I’m so thankful that we’ve had the opportunity to live in a country for the last two years that is just about as diverse as it gets. Singapore has done its best to create a society where every race, culture, and religion is celebrated and honored. This came about due to serious racial tensions in the 1960s that led to riots and killings. The government stepped in and did something about it.
Now it’s one of the safest places on earth. It’s not perfect. Nowhere and nothing is perfect and never will be. But this country is committed to creating a safe place for everyone.
That means they’ve had to be more controlling than Americans would like or put up with. Because people just can’t seem to make it happen on their own. But I hope that will change in America. People are so tired of the whole thing. Finally. It’s long overdue. Our kids are not going to have the same worldview that we grew up with. I’m so thankful.
Hope For the Next Generation
My kids have had the opportunity to live in a society and go to a school where every individual is respected. This was something I wanted for them from the time they were born.
We’re returning to the US in a couple of months, and I’m honestly terrified about what they’re returning to. I’m also thankful that they get to be a part of the next generation because I know they’re going to make a difference. They already are.
Lula was forwarding petitions around to family and friends and watching news and videos on YouTube about the protests and listening to Black voices. That’s not something we’ve pushed on them at all. It’s the dialogue and conversation that’s going on amongst 11-year-olds. That’s pretty cool to see.

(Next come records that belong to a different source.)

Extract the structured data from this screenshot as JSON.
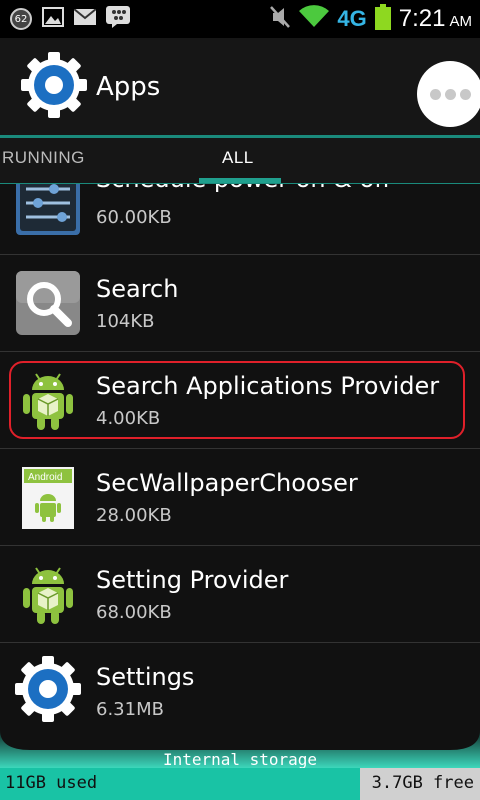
{
  "status_bar": {
    "badge_count": "62",
    "network": "4G",
    "time": "7:21",
    "ampm": "AM",
    "icons": [
      "notification-count-icon",
      "image-icon",
      "mail-icon",
      "bbm-icon",
      "mute-icon",
      "wifi-icon",
      "battery-icon"
    ]
  },
  "header": {
    "title": "Apps"
  },
  "tabs": {
    "running": "RUNNING",
    "all": "ALL"
  },
  "apps": [
    {
      "name": "Schedule power on & off",
      "size": "60.00KB",
      "icon": "schedule-power-icon"
    },
    {
      "name": "Search",
      "size": "104KB",
      "icon": "search-app-icon"
    },
    {
      "name": "Search Applications Provider",
      "size": "4.00KB",
      "icon": "android-icon"
    },
    {
      "name": "SecWallpaperChooser",
      "size": "28.00KB",
      "icon": "wallpaper-chooser-icon"
    },
    {
      "name": "Setting Provider",
      "size": "68.00KB",
      "icon": "android-icon"
    },
    {
      "name": "Settings",
      "size": "6.31MB",
      "icon": "settings-gear-icon"
    }
  ],
  "storage": {
    "label": "Internal storage",
    "used": "11GB used",
    "free": "3.7GB free",
    "used_fraction": 0.75
  },
  "colors": {
    "accent": "#20a08e",
    "highlight_border": "#e0202a",
    "storage_used": "#19c3a5",
    "network": "#35b5e5",
    "battery": "#8ed820"
  }
}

From the Mouth of Babes
Because we were watching The Boy Who Harnessed the Wind, which had all Black faces, Diesel must’ve been thinking about the George Floyd protests. Suddenly he sat up and said, “You know what they need to do? Every policeman should be given a test before they’re allowed to be a policeman. They should be put in a situation where they have to react to four different people: a white woman, a white man, a black woman, a black man. If they treat all four people exactly the same, then they can become a policeman.”
From the mouth of babes.
Racism Isn’t a Gene
Racism isn’t a gene. Prejudice isn’t a gene. Sexism isn’t a gene. Bias isn’t a gene. It’s taught. So what are you teaching in your home?
Am I dumbing this huge issue down? Maybe I am. Maybe I have no idea what I’m talking about and you think I’m naive and sheltered. But I see and hear my children. I see their response to others. The ease they accept people with, and I know I’m not completely unrealistic or living some pipe dream.
A Boy’s Response
Diesel was so convicted and moved by George Floyd’s story that he wrote a rap about it. His sister helped him with a couple of lines, but other than that, he wrote this on his own. Jay laid down a loop behind it, which Diesel didn’t even want to do. He said he didn’t want to make a big deal out of it but just wanted to get this message out to people. He thinks that this rap could change people’s minds… even change the world. So we helped him make that happen and are helping him get his message out.
We firmly believe that good, honest police officers far outweigh the bad ones. We also are not very political people and are not trying to make any kind of political statement here. We believe in the worthiness of every human being, and we believe that our children are the voice of the future who are not waiting to make their voices heard.
So with all those disclaimers, here is Diesel’s rap.